The resignation of the Archbishop of Warsaw – one of the most influential positions in the Polish Church - was presented this Sunday, the same day scheduled for Archbishop Wielgus’s inauguration in the Basilica Cathedral of Saint John the Baptist in Warsaw.
In his place, the Pope has named Cardinal Jozef Glemp, the former Archbishop of Warsaw, as the temporary archdiocesan Administrator.
On Saturday, an independent Polish commission announced the results of their investigation of Archbishop Wielgus. In their statements to the Polish edition of Vatican Radio they confirmed he had collaborated with the Polish communist regime in the past.
Wielgus has admitted to communicating with the regime but, he said, "I did not perform any espionage missions, I have never done damage to anyone through my words, nor with my acts."
Reading a written statement, the archbishop qualified the accusations against him and denied doing any harm to the Church. "I do not want to justify myself. I know that I did not have to maintain any relationship with the communist regime of Poland. I am very sorry to have traveled out of Poland - that is the reason for those contacts. But in that period I felt the duty to continue with several important scientific investigations, to acquire a formation for the good of the Church."
Reaction from the Vatican
Before Monsignor Wielgus’s statements, Father Federico Lombardi, Director of the Press Office of the Holy See and of Vatican Radio released a statement affirming that, “Archbishop Wielgus' conduct in the past years of the communist regime in Poland has seriously compromised his authority, even with the faithful. Therefore, despite his humble and touching request for forgiveness, his resignation from the see of Warsaw and its prompt acceptance on the part of the Holy Father seemed an appropriate way to address the disorientation that has been created in that country.”
Father Lombardi noted that this is a moment of great suffering for the Polish Church,“to which we all owe so much and which we love. A Church that has given us pastors of the stature of Cardinal Stefan Wyszybnski and, above all, of Pope John Paul II.”

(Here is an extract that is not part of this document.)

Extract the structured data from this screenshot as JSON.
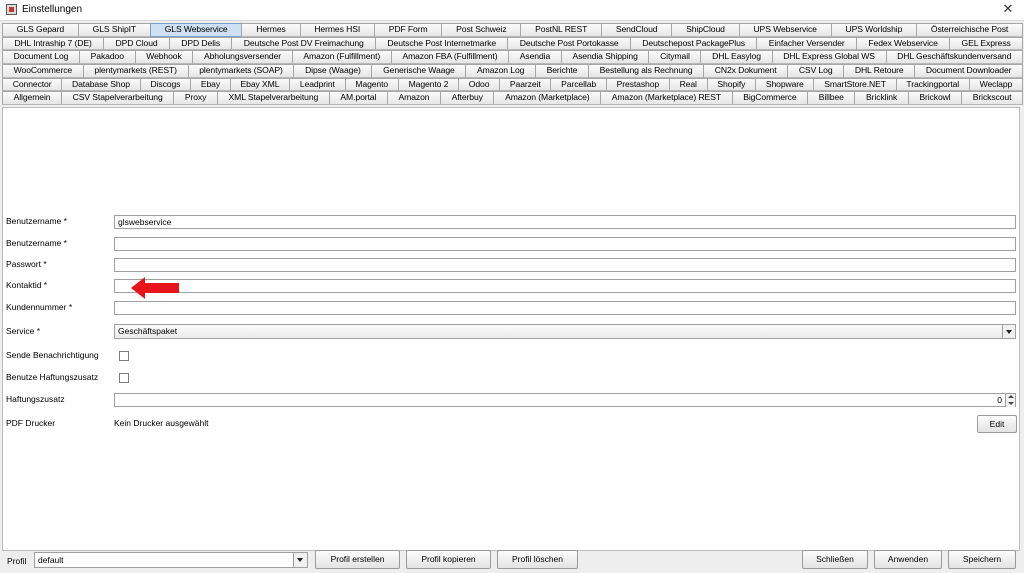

Father Lombardi also requested that the universal Church be, "spiritually united to the Church in Poland and support her with prayer and encouragement, so she may soon recover her serenity.
Attacks of vendetta
Father Lombardi recalled nevertheless that many of the documenting materials being used to condemn Archbishop Wielgus and other churchmen were, "produced by officials of an oppressive and blackmailing regime.”
"So many years after the end of the communist regime, with the loss of the great and unassailable figure of Pope John Paul II, the current wave of attacks against the Catholic Church in Poland, rather than a sincere search for transparency and truth, has many hallmarks of being a strange alliance between the persecutors of the past and their adversaries, a vendetta by those who used to persecute the Church and were defeated by the faith and the thirst for freedom of the Polish people,” he pointed out.
Father Lombardi concluded his statement by recalling, "'The truth will make you free,' says Christ. The Church is not afraid of the truth and her members, to be faithful to their Lord, must be able to acknowledge their own faults.”
“We hope that the Church in Poland will be able to live and surmount this difficult period courageously and clearly, so that she will be able to continue to offer her precious and extraordinary contribution of faith and evangelical energy to the Church in Europe and the world," Lombardi said.
The Press Office of the Holy See has confirmed Pope Benedict XVI’s acceptance of the resignation of Monsignor Stanislaw Wielgus as the Archbishop of Warsaw (Poland). Wielgus, who submitted his resignation only hours after taking on his new position, has admitted to collaborating with the Communist regime during their control of Poland.